A good tip for brushing the powder on, is to tip the little jar upside down then right side up and tap it before opening, then just dip the brush in the lid and tap it on the edge of the lid before brushing, you’ll save tons of powder that way.
Another route entirely is to use the white or terra-cotta(whichever you can find in a large brick) to sculpt your entire model, then paint it using either a brush and Testor’s(for example) model paint(think model kits). Or you could use an airbrush, and Testor’s now makes and sells an airbrush set, that bears a striking resemblence to the airbrush sets you can buy from Copic to use with their markers. Heck if you’re really careful, you could even use spray enamel(hardware store) by carefully masking off your areas, and allowing each section to dry thoroughly before moving on to a new one. Of course you should bake(or oven cure;)) the model before painting.
Good luck, and I hope I’ve been able to give you some ideas and options.
I can recommend www.moviefxmag.com they have the best sculpting tuts with an artist by the name of jordu schell. also check out schellstudio.com to be blown away. he is an insane sculptor. check out www.theclonefactory.com thats my buddy casey loves website. the shiflett board link that was posted here is the old version of the place. for all the newer updates from the artists go to www.theclubhouse1.net that place is good for model kit style peices. for 1:1 scale peices check out the monsterlab.com there is a msg board there. I hang out there ALOT and go by the user name Deitycreations. you can check out my site if you want atwww.deitycreations.net

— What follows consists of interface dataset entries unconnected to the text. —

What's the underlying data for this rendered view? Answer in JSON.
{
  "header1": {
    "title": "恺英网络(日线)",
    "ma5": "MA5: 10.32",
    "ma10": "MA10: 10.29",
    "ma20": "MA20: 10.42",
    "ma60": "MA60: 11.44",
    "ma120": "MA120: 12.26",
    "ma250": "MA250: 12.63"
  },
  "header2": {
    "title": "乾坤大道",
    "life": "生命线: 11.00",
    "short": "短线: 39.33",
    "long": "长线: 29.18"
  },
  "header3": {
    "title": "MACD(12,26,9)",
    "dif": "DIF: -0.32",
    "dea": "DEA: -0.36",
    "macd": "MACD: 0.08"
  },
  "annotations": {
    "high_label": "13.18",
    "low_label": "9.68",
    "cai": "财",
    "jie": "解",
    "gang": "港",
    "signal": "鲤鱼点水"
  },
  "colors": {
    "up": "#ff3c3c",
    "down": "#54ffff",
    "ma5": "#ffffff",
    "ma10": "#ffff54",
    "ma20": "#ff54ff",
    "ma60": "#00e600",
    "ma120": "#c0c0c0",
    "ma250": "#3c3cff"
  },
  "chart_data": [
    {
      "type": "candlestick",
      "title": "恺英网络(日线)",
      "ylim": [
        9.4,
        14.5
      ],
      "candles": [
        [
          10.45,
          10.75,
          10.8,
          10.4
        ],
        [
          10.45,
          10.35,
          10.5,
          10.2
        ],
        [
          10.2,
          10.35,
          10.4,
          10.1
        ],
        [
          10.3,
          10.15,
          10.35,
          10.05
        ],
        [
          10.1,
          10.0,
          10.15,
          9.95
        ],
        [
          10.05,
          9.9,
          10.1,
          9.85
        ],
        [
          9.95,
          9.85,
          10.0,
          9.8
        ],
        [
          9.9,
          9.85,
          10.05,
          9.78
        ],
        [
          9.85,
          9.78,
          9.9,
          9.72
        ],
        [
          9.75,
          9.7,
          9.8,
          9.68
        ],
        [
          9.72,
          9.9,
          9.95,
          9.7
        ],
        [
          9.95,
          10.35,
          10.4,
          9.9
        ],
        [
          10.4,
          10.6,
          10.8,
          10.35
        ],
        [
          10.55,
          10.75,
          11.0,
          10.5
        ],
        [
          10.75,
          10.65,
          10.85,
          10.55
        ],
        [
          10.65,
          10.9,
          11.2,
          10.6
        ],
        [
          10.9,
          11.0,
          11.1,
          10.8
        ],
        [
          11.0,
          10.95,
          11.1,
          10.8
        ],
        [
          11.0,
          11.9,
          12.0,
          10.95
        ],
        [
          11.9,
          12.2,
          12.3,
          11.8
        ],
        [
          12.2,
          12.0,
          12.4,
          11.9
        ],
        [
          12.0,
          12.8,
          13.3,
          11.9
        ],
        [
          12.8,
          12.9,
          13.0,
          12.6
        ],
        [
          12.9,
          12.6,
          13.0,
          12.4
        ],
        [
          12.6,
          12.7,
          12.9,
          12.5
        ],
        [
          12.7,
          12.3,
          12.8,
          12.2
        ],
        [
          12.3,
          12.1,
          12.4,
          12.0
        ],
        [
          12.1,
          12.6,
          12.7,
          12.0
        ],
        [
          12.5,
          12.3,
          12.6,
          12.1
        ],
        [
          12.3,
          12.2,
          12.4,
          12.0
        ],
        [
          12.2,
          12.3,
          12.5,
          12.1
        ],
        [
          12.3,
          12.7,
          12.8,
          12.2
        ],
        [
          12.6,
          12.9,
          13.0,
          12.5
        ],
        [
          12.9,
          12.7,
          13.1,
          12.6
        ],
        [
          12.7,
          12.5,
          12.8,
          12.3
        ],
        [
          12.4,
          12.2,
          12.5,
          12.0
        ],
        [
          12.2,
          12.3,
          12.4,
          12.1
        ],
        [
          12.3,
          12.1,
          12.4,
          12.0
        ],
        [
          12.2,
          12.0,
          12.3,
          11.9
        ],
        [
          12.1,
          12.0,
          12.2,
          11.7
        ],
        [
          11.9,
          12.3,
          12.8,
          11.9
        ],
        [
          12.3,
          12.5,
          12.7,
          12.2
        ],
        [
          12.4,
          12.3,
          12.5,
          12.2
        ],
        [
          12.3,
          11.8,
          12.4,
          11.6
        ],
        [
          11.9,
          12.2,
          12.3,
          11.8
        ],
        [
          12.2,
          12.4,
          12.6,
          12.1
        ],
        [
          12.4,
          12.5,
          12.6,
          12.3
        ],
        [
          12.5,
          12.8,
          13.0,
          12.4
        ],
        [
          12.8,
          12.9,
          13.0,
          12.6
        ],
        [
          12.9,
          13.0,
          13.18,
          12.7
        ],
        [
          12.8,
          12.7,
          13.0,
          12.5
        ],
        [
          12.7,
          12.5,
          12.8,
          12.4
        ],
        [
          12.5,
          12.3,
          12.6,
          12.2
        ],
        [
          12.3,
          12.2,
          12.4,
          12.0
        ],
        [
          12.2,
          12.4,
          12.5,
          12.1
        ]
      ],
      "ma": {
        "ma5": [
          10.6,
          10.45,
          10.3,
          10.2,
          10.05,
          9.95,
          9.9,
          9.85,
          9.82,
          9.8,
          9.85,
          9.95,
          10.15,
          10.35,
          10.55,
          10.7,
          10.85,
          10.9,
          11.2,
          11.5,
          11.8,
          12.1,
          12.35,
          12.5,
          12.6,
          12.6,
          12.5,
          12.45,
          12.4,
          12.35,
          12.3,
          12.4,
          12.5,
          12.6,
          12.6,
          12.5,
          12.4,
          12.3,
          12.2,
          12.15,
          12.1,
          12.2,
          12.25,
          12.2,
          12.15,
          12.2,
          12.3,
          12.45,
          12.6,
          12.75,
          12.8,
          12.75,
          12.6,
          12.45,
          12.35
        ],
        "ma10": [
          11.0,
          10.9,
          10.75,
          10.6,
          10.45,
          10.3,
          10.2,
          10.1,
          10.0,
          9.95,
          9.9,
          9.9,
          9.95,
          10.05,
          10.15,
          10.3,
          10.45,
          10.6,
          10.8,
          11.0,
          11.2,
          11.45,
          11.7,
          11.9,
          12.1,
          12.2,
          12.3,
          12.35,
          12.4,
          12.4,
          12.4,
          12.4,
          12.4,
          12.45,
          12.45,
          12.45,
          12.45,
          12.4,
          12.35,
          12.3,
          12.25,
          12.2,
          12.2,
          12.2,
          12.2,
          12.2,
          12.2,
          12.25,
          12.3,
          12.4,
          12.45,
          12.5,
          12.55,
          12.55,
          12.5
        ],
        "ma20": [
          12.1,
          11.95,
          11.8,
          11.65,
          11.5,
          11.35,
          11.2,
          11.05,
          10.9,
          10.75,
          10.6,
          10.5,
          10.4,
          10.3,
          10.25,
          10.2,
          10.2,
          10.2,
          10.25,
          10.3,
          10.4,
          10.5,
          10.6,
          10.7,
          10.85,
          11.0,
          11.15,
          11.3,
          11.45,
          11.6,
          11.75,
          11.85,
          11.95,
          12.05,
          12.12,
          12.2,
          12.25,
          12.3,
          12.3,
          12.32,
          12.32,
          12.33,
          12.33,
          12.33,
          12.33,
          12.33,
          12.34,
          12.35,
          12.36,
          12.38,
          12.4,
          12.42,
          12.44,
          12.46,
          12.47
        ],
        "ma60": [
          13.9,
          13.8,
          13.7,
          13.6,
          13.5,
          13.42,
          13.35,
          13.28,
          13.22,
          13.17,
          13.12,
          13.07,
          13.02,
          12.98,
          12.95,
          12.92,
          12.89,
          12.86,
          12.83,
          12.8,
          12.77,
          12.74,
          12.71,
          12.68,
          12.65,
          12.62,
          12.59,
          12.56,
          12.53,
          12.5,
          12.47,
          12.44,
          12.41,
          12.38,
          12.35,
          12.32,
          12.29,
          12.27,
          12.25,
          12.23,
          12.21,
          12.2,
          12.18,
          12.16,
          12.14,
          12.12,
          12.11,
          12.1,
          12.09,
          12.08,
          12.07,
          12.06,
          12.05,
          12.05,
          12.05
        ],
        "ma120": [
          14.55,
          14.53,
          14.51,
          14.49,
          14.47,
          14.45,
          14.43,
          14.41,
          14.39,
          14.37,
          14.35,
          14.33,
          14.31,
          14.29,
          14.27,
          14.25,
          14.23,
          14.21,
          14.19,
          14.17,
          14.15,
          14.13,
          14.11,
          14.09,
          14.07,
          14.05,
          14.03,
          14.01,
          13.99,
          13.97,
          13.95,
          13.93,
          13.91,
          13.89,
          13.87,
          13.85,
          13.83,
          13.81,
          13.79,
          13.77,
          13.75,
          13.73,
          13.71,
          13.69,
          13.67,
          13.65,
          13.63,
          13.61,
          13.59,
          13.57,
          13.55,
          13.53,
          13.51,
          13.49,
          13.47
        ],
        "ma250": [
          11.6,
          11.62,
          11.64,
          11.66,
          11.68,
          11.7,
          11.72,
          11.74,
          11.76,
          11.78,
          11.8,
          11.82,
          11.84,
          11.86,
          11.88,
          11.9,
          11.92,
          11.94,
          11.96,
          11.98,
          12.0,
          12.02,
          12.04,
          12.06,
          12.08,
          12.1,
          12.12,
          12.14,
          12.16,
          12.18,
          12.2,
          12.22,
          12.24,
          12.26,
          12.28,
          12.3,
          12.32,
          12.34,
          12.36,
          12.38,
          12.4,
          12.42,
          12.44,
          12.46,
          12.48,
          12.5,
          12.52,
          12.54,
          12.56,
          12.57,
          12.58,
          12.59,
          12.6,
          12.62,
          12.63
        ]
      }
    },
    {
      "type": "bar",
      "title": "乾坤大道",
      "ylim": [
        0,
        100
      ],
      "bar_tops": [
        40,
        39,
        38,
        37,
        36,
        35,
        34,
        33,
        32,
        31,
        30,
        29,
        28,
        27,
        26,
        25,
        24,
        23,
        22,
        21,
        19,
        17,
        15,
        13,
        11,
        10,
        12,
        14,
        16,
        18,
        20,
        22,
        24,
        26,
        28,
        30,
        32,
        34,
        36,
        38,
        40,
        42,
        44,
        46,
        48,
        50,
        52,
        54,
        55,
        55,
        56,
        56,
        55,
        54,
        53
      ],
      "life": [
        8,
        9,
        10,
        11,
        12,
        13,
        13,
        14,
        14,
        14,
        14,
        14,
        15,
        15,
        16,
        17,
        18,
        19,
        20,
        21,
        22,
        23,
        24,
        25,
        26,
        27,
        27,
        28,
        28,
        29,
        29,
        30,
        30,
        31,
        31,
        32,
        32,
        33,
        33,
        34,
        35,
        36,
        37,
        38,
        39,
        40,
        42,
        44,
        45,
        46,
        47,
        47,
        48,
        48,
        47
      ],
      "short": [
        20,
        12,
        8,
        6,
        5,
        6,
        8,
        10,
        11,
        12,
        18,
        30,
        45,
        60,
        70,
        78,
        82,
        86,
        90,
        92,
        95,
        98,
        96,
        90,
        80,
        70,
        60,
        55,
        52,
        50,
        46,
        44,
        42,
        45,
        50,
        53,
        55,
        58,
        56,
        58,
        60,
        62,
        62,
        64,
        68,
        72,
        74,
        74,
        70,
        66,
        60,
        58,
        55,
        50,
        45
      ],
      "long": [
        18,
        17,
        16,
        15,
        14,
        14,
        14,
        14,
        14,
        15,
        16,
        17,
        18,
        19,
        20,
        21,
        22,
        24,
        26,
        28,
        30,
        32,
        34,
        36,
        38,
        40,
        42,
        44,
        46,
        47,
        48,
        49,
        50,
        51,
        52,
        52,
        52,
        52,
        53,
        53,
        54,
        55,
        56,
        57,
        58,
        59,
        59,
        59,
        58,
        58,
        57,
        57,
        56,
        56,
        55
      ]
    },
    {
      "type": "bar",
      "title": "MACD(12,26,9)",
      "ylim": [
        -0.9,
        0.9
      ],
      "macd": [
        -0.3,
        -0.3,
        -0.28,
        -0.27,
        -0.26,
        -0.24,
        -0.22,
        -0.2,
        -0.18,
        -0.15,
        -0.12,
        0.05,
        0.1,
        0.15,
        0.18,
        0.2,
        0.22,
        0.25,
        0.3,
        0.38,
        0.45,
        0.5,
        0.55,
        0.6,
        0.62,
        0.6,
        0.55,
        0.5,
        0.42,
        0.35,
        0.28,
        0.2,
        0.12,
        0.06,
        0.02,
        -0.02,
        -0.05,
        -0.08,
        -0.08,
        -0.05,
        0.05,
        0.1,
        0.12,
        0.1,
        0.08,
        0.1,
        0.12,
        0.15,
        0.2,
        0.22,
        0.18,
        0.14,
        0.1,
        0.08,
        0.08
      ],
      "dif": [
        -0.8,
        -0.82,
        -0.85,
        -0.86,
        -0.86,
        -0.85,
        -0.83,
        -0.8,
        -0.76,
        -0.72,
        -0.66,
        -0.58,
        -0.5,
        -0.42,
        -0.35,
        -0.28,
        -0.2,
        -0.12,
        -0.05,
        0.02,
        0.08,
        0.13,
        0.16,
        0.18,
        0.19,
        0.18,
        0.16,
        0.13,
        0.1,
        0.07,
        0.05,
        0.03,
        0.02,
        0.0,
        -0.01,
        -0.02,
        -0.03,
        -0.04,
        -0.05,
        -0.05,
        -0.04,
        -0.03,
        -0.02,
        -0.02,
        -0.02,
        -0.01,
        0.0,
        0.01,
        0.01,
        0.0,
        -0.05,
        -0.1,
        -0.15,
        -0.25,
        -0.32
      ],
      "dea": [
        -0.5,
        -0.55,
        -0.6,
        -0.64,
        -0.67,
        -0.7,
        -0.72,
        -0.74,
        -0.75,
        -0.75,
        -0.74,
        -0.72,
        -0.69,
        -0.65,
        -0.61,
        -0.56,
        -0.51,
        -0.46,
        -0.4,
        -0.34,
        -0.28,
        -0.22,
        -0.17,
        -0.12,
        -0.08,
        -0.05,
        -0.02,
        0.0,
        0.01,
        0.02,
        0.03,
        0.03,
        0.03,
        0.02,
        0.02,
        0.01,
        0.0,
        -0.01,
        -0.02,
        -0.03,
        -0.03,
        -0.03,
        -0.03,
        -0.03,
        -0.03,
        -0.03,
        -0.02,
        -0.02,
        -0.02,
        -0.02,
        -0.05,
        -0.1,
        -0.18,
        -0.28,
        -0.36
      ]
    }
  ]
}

if you want to do clay sketches then the club house is the place to go for info. pick up some super sculpey or chavant nsp soft or medium. you can also get some clay called wed em-217 water based clay. its the best clay I think. you can make maquettes with it. get issue one of moviefxmagazine to show you how to use the stuff. along with all other issues with jordu schell in them.
Hey I just like to say thanks you guys for jumping on this topic, I always wanted to create study models for my 3D stuff, and it helps a great deal, especially if someone gives you a character and you have a drawing with no depth to it, clay modeling helps with some solutions, I was drawing or I should say re-drawing a character and the shots given didn’t have a in depth basis to it, so I ended up re-designing the character, I’m still a rookie and hopefully
you’ll get to see some basis of my stuff soon, being here on CG Talk has inspired me to take challenges and actually create stuff for critiques, now it’s time for me to play catch up, thanks again guys!!!
Hey this is really helping alot, it helps for problem solving in 3D modeling, I’m going to experiment, I seen some of the tutorials for a basis, does anybody use foil underneath for a mold basis, I’ll try it and see, (I’m not really planning to cook mine :), but I’m quiet sure somebody will want it, I had to ghetto rig some tools from the dollar store and wal-mart, and may have to jack a dentist for his tools too) I going to experiment hardcore and see what I come up with, does anyone have gallery sites other than what’s posted, ( I know it may seem cheesy but I’m going for some Hanna Barbeara crazieness, then probley produce some 3D models, of George Jetsons boss with a pistol, something crazy and funny as hell